### Your goal
Return all lines below containing the word "Furnished".

### The input

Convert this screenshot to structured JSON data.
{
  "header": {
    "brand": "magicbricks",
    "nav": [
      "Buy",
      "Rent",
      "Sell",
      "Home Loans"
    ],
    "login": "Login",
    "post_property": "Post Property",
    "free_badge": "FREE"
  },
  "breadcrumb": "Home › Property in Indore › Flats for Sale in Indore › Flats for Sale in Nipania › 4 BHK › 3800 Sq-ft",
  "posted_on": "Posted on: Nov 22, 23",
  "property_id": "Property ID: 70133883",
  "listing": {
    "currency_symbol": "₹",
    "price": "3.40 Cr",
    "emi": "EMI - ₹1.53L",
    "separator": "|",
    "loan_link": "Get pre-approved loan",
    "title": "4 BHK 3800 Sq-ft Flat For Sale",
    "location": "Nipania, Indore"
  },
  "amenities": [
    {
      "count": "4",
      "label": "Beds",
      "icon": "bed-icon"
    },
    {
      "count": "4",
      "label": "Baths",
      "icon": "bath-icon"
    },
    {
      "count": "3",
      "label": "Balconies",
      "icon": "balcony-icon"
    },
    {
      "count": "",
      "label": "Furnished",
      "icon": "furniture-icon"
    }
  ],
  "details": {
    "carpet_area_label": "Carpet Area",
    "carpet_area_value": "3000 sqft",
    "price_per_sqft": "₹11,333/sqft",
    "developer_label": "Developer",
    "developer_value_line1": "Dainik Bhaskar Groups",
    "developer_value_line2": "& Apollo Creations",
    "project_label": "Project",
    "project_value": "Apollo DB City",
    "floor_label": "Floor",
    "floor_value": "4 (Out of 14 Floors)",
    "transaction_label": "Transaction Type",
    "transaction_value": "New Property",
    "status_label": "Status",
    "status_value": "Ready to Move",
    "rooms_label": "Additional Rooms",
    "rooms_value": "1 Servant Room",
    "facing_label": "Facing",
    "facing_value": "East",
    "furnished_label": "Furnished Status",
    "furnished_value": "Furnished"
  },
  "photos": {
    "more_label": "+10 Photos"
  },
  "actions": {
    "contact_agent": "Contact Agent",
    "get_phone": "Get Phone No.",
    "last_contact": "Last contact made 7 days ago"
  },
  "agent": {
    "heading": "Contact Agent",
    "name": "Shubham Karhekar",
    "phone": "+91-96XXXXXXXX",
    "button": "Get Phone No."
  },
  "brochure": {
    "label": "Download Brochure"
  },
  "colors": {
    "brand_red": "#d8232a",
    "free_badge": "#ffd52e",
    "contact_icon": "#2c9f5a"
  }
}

### Output of the exercise
      "label": "Furnished",
    "furnished_label": "Furnished Status",
    "furnished_value": "Furnished"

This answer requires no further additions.